Stephen Hill, in an email to me, writes: "Yesterday the erstwhile Marybeth Peters, U.S. Registrar of Copyrights (she runs the copyright office) testified before the Senate "Subcommittee on Courts, the Internet, and Intellectual Property, Committee on the Judiciary" and proposed a sweeping change in the licensing structure for digital music. Here's the link. ¶ If I can summarize 15 pages in a sentence....she is saying flatly that music licensing is currently dysfunctional and attempting to set up "one-stop licensing" for everything to do with the music publishers. ¶ Her proposal would fold the functions of the Harry Fox Agency (mechanical licenses for reproduction and distribution) into the existing performance rights agencies ASCAP, BMI, and SESAC and turn them into "MRO's" -- Music Rights Organizations. She would abolish the "compulsory mechanical license" provision of the copyright act and let the market set the rates for this integrated digital transmission license, which would work for both streams and downloads. This is what we need for podcasting or any other download service. ¶ Note that this would still leave Sound Exchange as the sole agency for collection of the music recording copyright fees, which are setup by the DMCA and are split by the record company and artist 50-50; so if Ms. Peters proposal is adopted it would still mean "2-stop licensing." Still, it would be progress. ¶ Give it few more years and this digital media thing might amount to something."
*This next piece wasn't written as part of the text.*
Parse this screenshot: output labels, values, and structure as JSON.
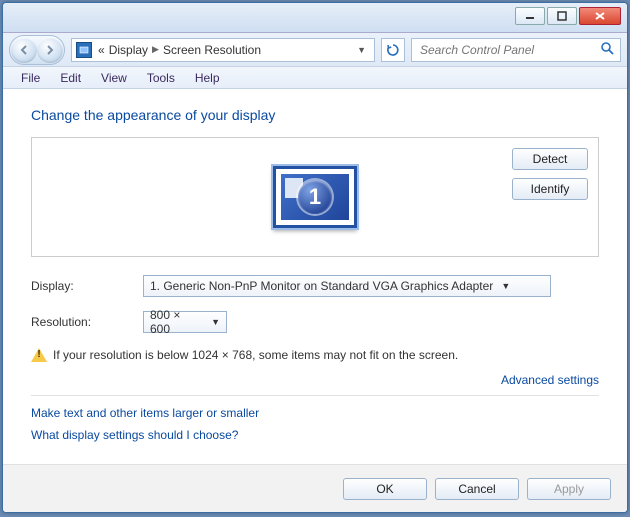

Here's some commentary by legal analyst Mona Shokrai about the proposal in digital music news: Reform Proposal Targets Section 115 of Copyright Act. Thanks again, Stephen. --Dennis